Skip to content

Fraud that lead to the US property loan crisis unveiled in New York

Manhattan District Attorney Robert Morgenthau said the fraud was the kind of activity that led to the US's current property loan crisis. He confirmed that 12 of the 25, including two lawyers, have pleaded guilty to charges that include larceny and fraud.

AFG Financial Group and its accomplices stole millions of dollars from banks that had loaned money to buy real estate. The banks in some cases later sold the mortgage debts as investments, but because the investments were based on deals that never occurred, the banks, the property sellers, and the investors were left empty-handed.

Cheated banks and lenders included New Century Mortgage which lost $32.2 million, Countrywide Home Loans lost $7.9 million and Washington Mutual in Long Beach, New York which lost $8.6 million.

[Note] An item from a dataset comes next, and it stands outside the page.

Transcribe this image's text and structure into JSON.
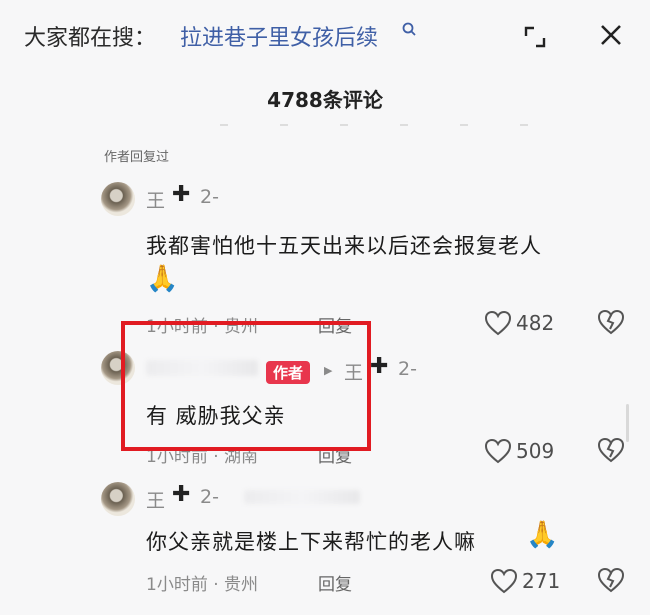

'This is one of the reasons for the mortgage crisis. This kind of activity is what led to the mortgage crisis,' Morgenthau declared. He said the suspects used inflated property appraisals and phony loan packages, forged forms, pay statements and bank documents to perpetrate the largest mortgage fraud ever in the New York City area.

At a news conference, Morgenthau showed a color photograph of an overgrown vacant Bronx lot that defendants claimed was the site of a two-family house in order to get a $500,000 mortgage.

The district attorney explained how AFG was set up specifically as a vehicle for the fraud. 'If it carried out any legitimate business it was by accident,' he said. He described how between June 2004 and April 2009 the group would find distressed real estate and then get a 'straw' buyer who had good credit but needed cash to front for the purchase of the property.

That buyer usually did not know the transaction was a sham. The buyers were told this was an investment opportunity that would help people save their homes, earn them and other investors a healthy return and cost them nothing but their signatures.

The AFG conspirators would strike a deal to buy and then get a bank to finance the purchase, Morgenthau said. The lawyers said they put the mortgage money in escrow accounts but they and their accomplices actually took the money without paying the seller or anyone else.

Meanwhile, the straw buyers were left with bad credit and no investment return and the lender foreclosed on the seller's property and took ownership. In some cases the banks had already sold worthless mortgage paper on the overvalued real estate on the secondary investment market.